We ditched the crampons and soggy socks for the soft snow of the descent, and proceeded to enact an impromptu performance of Bambi on Ice for the amusement of our fellow hikers, abandoning any pretences of dignity to slither and slide down as best we could.
We slept late the morning after our epic hike, but decided to push on around the circuit anyway. This proved to be my undoing. The sandstorm roared into life in the early afternoon, which is when Ed and I got separated. After 20km of plodding along, the merciless wind and constant pain had long since stripped away the jubilation of crossing the pass.
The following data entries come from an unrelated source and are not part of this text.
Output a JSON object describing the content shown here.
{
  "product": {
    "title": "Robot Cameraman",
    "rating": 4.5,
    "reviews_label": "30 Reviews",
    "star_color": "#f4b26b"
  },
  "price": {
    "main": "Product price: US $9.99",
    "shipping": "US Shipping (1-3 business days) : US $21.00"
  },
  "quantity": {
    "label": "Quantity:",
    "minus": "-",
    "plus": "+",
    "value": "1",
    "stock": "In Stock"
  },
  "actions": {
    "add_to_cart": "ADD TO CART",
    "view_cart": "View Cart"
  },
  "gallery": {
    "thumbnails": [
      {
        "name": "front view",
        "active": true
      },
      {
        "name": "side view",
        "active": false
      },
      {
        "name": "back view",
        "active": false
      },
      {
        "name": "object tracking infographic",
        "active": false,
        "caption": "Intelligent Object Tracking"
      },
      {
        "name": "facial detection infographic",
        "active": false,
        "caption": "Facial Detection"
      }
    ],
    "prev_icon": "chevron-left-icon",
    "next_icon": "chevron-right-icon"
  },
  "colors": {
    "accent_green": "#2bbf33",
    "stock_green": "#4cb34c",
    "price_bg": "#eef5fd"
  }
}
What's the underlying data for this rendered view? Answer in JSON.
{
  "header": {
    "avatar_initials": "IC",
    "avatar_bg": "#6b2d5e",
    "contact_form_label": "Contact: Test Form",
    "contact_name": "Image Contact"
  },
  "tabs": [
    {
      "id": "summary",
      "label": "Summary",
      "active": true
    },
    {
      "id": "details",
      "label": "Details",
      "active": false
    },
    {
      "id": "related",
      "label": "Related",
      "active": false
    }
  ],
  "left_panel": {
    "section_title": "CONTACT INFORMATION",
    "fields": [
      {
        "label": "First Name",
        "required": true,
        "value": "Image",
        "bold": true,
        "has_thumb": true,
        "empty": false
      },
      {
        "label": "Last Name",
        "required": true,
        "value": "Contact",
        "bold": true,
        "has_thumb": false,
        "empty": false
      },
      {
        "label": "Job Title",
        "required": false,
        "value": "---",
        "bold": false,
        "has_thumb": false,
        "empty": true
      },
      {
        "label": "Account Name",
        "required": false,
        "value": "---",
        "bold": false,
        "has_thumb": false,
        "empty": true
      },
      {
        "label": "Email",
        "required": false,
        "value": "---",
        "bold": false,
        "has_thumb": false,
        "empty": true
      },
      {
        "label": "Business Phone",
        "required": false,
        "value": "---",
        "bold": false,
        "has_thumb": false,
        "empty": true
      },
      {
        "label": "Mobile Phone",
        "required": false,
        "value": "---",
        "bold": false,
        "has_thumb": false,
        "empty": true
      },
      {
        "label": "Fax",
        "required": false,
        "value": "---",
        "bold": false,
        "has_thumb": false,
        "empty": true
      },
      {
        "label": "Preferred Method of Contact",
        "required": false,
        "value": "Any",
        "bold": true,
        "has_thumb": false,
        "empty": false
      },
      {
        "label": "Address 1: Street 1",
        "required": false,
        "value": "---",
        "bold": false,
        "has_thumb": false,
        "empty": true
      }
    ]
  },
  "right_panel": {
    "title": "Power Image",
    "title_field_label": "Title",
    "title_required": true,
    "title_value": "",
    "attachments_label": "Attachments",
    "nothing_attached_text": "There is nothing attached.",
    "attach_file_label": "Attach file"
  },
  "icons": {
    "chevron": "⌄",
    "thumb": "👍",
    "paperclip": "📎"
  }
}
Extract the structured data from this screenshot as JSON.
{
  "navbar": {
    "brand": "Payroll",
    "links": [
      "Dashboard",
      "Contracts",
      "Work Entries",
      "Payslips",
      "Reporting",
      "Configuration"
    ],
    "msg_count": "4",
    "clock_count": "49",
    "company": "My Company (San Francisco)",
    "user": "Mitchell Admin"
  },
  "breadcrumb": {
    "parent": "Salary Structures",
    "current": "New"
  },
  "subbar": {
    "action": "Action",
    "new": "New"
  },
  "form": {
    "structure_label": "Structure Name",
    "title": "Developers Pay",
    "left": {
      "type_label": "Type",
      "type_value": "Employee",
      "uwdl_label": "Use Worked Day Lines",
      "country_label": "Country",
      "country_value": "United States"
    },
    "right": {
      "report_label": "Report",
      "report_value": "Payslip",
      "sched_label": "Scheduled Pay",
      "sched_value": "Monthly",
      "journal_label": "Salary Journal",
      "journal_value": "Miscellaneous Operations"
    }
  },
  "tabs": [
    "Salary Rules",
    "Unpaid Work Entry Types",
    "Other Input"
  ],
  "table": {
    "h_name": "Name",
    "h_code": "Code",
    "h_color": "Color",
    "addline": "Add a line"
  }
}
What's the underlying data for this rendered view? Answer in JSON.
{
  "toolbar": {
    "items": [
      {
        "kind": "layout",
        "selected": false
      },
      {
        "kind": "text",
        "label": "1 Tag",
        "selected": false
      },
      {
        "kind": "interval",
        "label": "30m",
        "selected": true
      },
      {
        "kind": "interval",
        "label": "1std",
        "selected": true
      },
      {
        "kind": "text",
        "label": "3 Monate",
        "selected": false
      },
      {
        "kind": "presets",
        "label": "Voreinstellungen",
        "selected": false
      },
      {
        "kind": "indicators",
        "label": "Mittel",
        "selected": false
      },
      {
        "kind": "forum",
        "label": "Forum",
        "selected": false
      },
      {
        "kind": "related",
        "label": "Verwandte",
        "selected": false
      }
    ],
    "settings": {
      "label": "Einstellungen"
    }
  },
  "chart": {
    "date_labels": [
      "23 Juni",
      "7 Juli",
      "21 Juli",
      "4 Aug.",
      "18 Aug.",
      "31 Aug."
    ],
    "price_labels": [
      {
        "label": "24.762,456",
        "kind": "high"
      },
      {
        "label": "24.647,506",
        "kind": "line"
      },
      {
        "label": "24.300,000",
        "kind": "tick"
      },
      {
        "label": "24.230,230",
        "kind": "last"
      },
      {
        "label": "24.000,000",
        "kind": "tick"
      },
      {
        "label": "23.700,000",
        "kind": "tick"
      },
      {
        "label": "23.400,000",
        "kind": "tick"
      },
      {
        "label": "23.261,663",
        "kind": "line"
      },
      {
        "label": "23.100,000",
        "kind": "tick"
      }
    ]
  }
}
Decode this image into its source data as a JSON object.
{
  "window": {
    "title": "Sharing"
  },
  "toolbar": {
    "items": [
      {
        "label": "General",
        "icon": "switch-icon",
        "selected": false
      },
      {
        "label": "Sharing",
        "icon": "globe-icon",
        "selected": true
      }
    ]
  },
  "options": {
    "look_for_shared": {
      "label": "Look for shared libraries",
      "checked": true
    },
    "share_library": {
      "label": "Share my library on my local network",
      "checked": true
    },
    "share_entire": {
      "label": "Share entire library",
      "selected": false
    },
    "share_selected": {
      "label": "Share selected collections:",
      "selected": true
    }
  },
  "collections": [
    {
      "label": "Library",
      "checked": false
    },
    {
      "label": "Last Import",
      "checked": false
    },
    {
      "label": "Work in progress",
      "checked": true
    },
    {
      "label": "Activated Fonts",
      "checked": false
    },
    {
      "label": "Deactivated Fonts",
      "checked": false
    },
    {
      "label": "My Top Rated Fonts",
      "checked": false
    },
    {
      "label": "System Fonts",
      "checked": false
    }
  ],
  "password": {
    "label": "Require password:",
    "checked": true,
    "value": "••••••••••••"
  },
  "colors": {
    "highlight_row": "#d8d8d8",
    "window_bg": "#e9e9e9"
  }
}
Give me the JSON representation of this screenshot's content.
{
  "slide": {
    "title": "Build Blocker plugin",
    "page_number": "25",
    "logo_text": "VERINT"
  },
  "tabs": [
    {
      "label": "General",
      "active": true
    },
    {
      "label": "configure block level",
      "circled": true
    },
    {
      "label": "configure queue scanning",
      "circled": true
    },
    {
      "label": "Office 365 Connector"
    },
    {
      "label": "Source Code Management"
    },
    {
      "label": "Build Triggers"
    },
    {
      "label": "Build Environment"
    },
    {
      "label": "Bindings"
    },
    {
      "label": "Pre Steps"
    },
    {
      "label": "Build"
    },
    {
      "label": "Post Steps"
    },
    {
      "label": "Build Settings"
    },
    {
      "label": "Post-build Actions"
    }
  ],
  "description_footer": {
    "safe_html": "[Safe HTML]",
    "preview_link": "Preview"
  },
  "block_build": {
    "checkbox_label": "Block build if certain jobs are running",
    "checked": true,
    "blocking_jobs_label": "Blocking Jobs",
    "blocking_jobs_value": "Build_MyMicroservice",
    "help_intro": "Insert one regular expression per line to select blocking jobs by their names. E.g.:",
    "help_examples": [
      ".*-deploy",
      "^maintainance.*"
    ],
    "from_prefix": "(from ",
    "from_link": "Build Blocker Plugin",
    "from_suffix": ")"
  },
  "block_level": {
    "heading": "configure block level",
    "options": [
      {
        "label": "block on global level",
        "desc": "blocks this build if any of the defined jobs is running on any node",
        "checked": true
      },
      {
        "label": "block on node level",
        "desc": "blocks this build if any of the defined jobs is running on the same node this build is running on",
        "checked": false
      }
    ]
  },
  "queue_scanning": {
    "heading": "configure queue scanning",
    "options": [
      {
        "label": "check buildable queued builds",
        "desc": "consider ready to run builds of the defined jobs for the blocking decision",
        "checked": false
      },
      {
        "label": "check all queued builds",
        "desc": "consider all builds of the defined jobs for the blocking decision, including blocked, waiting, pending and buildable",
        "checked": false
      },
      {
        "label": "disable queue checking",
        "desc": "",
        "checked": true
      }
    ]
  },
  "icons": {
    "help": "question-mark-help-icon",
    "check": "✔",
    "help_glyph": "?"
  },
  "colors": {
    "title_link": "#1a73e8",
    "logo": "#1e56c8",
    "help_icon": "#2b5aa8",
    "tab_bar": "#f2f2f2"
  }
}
The passage of time warped, and my thoughts danced in strange directions. A town came into sight across the river plain, wavering in the haze, but never seemed to get any closer.
Finally I lurched into Jomsom, a broken man. This was without doubt the end of the road. I was done. Ed organised a jeep down the mountain for the morning, and bless his heart, came back bearing Nepali rum, coke and cigarettes. Our pilgrimage was officially over.
Brad Pitt's hilariously bad Austrian accent made it difficult to take Seven Years in Tibet seriously, but there was one line that stayed with me: "The more difficult the journey, the greater the depth of purification." The Tibetan people cleanse their sins by walking long distances across unforgiving terrain, while enduring numerous hardships. The more painful the pilgrimage, the more rewarding it is.
The great psychologist Danny Kahneman was the first to formalise this strange divide between our experiencing-self and our remembering-self. A task which we assess as awful while we're doing it can somehow crystallise into a thing of beauty over time. Much of child-rearing is banal and frustrating, but the experience satisfies us far more than the sum of its parts. Suffering might not be a crucial ingredient for creating meaning in our lives, but it certainly helps.
Of course, psychology has also taught us that we humans are excellent at rationalising our terrible decisions—say, a couple of idiotic Kiwis pulling a stunt they dreamed up on the turps, then pretending it had some higher purpose after the fact. Hiking the Himalayas wearing jandals was incredibly stupid. We were lucky it didn't go horribly wrong. It was excruciatingly painful. But by the matted side-curtains of the Great White Yak herself, it was one hell of a rewarding experience.
Richard Meadows, a recovering former business journalist, blogs about money, travel and the pursuit of happiness at Deep Dish. You can follow his lifestyle experiments on Twitter , Instagram or Facebook .